The local political tensions were channeled towards a difficult reconciliation during the prevention stage. The central government's apparatus, the social institutions and the municipalities got to some agreements during this second part of 1997. For example in Piura, an Inspection Committee was constituted to take care of the complaints against the works executed by the government during the prevention. That committee was presided over by the archbishop, monsignor Óscar Cantuarias and integrated among others by the rector of the UdP(), Antonio Mabres. The Inspection Committee made it possible for bridges to exist between the central power and the regional society13. It was also possible to have these bridges laid down in Chiclayo during the prevention stage by establishing coordinations between the central power and the regional society. Though high levels of harmony were not achieved, the agreement between the state and the society had its best period during the prevention14.

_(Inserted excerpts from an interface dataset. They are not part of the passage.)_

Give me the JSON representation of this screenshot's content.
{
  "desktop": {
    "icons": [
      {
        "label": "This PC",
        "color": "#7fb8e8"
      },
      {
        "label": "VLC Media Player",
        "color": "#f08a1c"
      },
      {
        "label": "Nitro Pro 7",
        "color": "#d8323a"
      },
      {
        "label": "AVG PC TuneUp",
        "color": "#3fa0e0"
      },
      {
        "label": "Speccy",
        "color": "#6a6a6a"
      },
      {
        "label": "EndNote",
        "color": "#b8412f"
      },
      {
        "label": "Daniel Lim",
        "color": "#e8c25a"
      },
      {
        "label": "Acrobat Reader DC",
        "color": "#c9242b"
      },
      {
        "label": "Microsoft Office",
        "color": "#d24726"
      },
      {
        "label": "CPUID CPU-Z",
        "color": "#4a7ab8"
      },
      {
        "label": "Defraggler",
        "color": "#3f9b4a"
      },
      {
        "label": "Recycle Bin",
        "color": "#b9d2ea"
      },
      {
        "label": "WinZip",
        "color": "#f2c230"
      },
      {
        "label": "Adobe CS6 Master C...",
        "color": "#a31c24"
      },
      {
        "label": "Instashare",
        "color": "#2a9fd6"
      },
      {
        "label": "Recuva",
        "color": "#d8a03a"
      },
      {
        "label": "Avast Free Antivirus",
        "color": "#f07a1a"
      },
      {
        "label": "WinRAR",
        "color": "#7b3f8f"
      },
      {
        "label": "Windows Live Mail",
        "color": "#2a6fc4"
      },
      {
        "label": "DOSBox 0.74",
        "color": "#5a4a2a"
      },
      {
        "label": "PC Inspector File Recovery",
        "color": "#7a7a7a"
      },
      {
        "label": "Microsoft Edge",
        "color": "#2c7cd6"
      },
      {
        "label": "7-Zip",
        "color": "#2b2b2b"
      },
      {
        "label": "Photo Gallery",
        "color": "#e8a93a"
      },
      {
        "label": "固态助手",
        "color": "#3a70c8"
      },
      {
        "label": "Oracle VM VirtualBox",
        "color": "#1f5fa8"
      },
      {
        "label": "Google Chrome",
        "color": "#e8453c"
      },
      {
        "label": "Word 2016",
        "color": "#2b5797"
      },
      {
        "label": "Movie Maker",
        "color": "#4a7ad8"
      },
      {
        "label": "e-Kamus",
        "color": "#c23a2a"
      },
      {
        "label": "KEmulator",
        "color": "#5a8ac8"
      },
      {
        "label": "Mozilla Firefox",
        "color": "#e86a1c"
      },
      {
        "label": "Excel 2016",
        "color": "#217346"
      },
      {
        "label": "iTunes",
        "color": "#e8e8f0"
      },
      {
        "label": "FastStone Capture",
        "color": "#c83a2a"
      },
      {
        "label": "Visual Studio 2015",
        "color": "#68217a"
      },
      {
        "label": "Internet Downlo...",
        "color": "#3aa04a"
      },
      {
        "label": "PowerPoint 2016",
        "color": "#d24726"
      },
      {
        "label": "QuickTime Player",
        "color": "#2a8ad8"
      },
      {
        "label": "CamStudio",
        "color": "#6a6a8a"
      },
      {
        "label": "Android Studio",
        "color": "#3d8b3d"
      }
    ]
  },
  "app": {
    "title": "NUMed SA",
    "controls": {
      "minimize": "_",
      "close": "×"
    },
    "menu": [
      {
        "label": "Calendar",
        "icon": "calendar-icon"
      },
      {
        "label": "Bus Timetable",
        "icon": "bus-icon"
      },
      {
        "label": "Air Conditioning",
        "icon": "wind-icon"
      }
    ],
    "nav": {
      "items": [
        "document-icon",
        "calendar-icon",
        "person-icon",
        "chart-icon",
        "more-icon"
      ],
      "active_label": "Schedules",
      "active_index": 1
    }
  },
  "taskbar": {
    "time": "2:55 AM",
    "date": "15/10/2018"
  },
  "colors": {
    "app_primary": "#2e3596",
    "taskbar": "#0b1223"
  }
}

The Indeci carried out a Niño's simulation between August 10 and 16. The results were poor; 80% of the population did not know how to confront the risk. Hence, the diffusion task became very important for a series of local actors. In some departments it was not possible work coordinately as it was the case of La Libertad and Lambayeque. However, in Piura the Ministries of Education and Health were capable of conforming a commission of NGOs - such as Itdg and Care -, the National University of Piura, Sencico and Civil Defense. This commission worked in a very concerted way and covered the whole department with training days directed to social leaders coordinated with the local municipalities. They were also able to produce good level educational material, thus becoming a significant example of fertile understanding between the state and the society during the prevention stage.
On the other hand, going one step down and watching attentively the executive’s institutional scope, there is a high degree of responsibility dispersion. Indeed, the public intervention areas are neither well defined nor granted to permanent and stable institutions. On the contrary, there is a great overlapping of responsibilities and a lot of institutional mobility. It occurs that public institutions are not cancelled when new ones are created; they rather remain half asleep waiting for better times. The state machinery is centralized, but also disordered and dispersed inside. We Peruvians suffer the disadvantages of centralization in the sense of autoritarism, but we do not enjoy its potential advantages in the sense of order. The political tradition in Peru leads to the exchange of works for loyalties and so, the basic principle that guides the authority seems to be its desire for the reelection15.